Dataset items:
*** Begin section ***
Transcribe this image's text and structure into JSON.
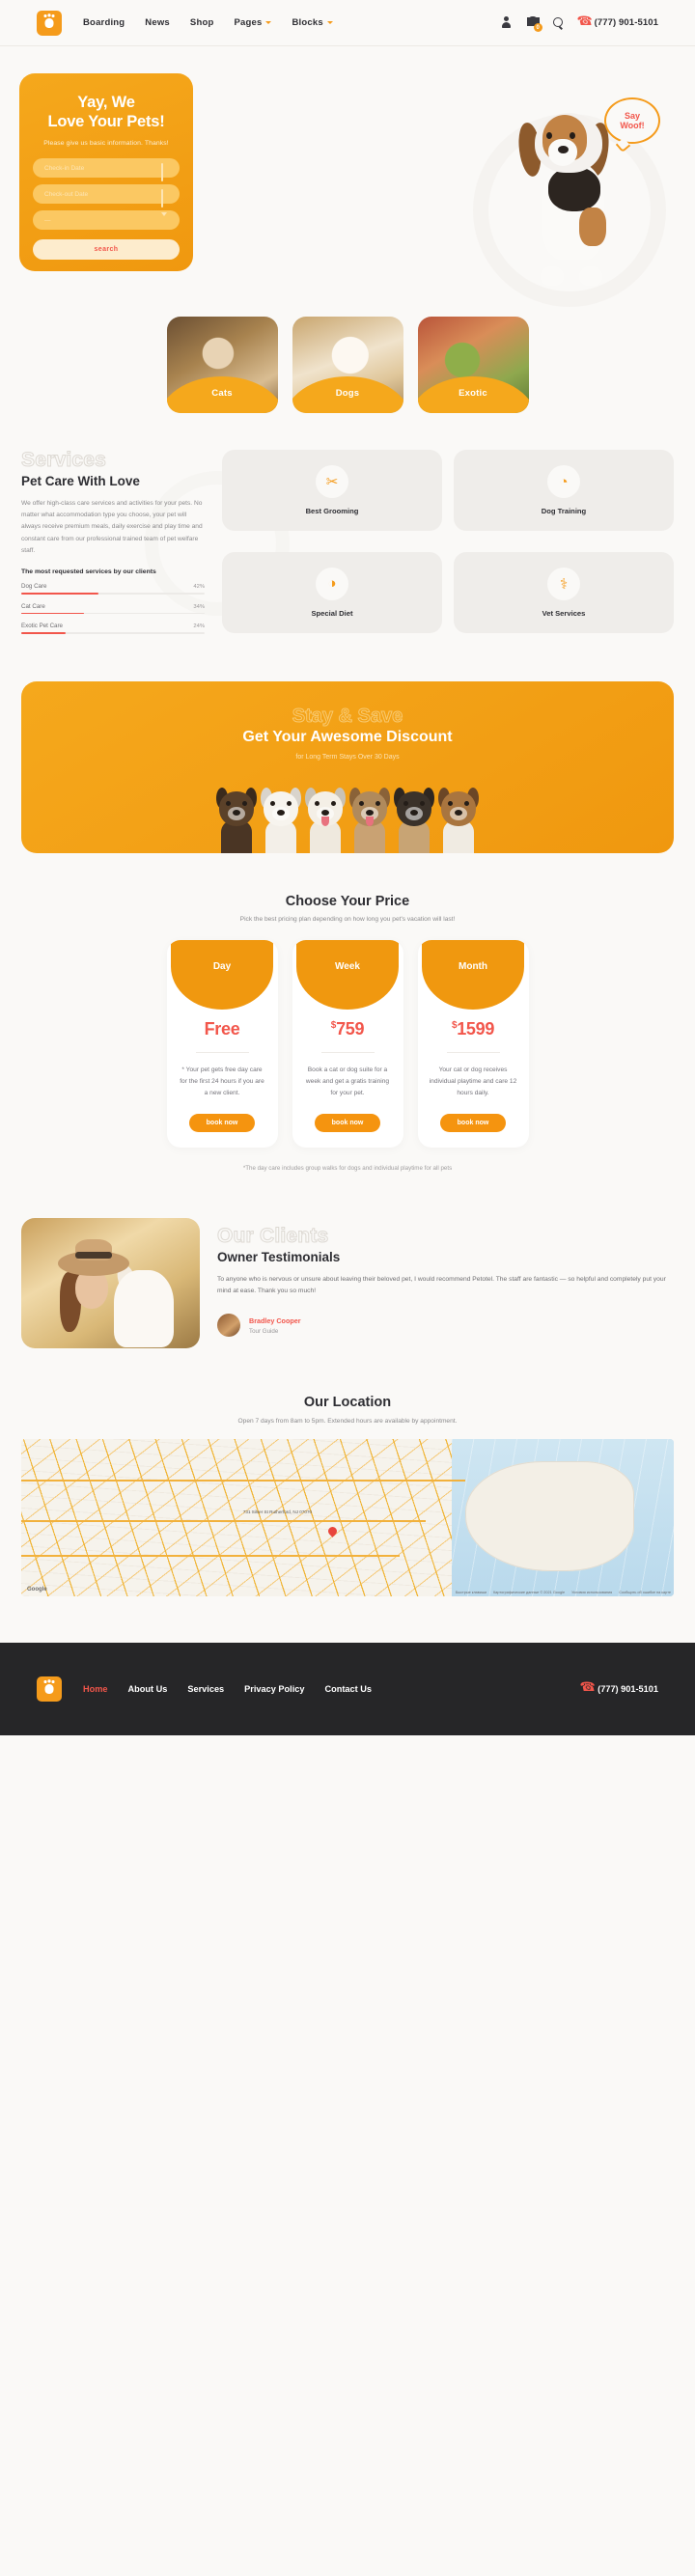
{
  "header": {
    "logo_icon": "home-paw-logo",
    "nav": [
      {
        "label": "Boarding",
        "caret": false
      },
      {
        "label": "News",
        "caret": false
      },
      {
        "label": "Shop",
        "caret": false
      },
      {
        "label": "Pages",
        "caret": true
      },
      {
        "label": "Blocks",
        "caret": true
      }
    ],
    "icons": [
      "user-icon",
      "cart-icon",
      "search-icon"
    ],
    "cart_count": "0",
    "phone": "(777) 901-5101"
  },
  "hero": {
    "title_line1": "Yay, We",
    "title_line2": "Love Your Pets!",
    "subtitle": "Please give us basic information. Thanks!",
    "field_checkin_placeholder": "Check-in Date",
    "field_checkout_placeholder": "Check-out Date",
    "field_select_placeholder": "—",
    "search_label": "search",
    "bubble_line1": "Say",
    "bubble_line2": "Woof!"
  },
  "categories": [
    {
      "label": "Cats",
      "image": "cat-photo"
    },
    {
      "label": "Dogs",
      "image": "dog-photo"
    },
    {
      "label": "Exotic",
      "image": "chameleon-photo"
    }
  ],
  "services": {
    "outline_title": "Services",
    "heading": "Pet Care With Love",
    "paragraph": "We offer high-class care services and activities for your pets. No matter what accommodation type you choose, your pet will always receive premium meals, daily exercise and play time and constant care from our professional trained team of pet welfare staff.",
    "bars_title": "The most requested services by our clients",
    "cards": [
      {
        "label": "Best Grooming",
        "icon": "scissors-icon",
        "glyph": "✂"
      },
      {
        "label": "Dog Training",
        "icon": "whistle-icon",
        "glyph": "◔"
      },
      {
        "label": "Special Diet",
        "icon": "dog-bowl-icon",
        "glyph": "◑"
      },
      {
        "label": "Vet Services",
        "icon": "stethoscope-icon",
        "glyph": "⚕"
      }
    ]
  },
  "discount": {
    "outline_title": "Stay & Save",
    "heading": "Get Your Awesome Discount",
    "subtitle": "for Long Term Stays Over 30 Days"
  },
  "pricing": {
    "heading": "Choose Your Price",
    "subtitle": "Pick the best pricing plan depending on how long you pet's vacation will last!",
    "plans": [
      {
        "name": "Day",
        "currency": "",
        "price": "Free",
        "description": "* Your pet gets free day care for the first 24 hours if you are a new client.",
        "button": "book now"
      },
      {
        "name": "Week",
        "currency": "$",
        "price": "759",
        "description": "Book a cat or dog suite for a week and get a gratis training for your pet.",
        "button": "book now"
      },
      {
        "name": "Month",
        "currency": "$",
        "price": "1599",
        "description": "Your cat or dog receives individual playtime and care 12 hours daily.",
        "button": "book now"
      }
    ],
    "note": "*The day care includes group walks for dogs and individual playtime for all pets"
  },
  "testimonials": {
    "outline_title": "Our Clients",
    "heading": "Owner Testimonials",
    "quote": "To anyone who is nervous or unsure about leaving their beloved pet, I would recommend Petotel. The staff are fantastic — so helpful and completely put your mind at ease. Thank you so much!",
    "author_name": "Bradley Cooper",
    "author_role": "Tour Guide"
  },
  "location": {
    "heading": "Our Location",
    "subtitle": "Open 7 days from 8am to 5pm. Extended hours are available by appointment.",
    "map_label": "731 Silver St Rutherford, NJ 07070",
    "map_logo": "Google",
    "map_attribution": [
      "Быстрые клавиши",
      "Картографические данные © 2021 Google",
      "Условия использования",
      "Сообщить об ошибке на карте"
    ]
  },
  "footer": {
    "logo_icon": "home-paw-logo",
    "nav": [
      {
        "label": "Home",
        "active": true
      },
      {
        "label": "About Us",
        "active": false
      },
      {
        "label": "Services",
        "active": false
      },
      {
        "label": "Privacy Policy",
        "active": false
      },
      {
        "label": "Contact Us",
        "active": false
      }
    ],
    "phone": "(777) 901-5101"
  },
  "colors": {
    "brand_orange": "#f59b1b",
    "deep_orange": "#f0980f",
    "accent_red": "#f2564b",
    "page_bg": "#faf9f7",
    "footer_bg": "#262628"
  },
  "chart_data": {
    "type": "bar",
    "title": "The most requested services by our clients",
    "orientation": "horizontal",
    "categories": [
      "Dog Care",
      "Cat Care",
      "Exotic Pet Care"
    ],
    "values": [
      42,
      34,
      24
    ],
    "unit": "%",
    "xlim": [
      0,
      100
    ],
    "grid": false,
    "legend": "none",
    "bar_color": "#f2564b",
    "track_color": "#eceae7"
  }
}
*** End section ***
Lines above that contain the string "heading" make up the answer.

## REPLY TO THE EXERCISE:
    "heading": "Pet Care With Love",
    "heading": "Get Your Awesome Discount",
    "heading": "Choose Your Price",
    "heading": "Owner Testimonials",
    "heading": "Our Location",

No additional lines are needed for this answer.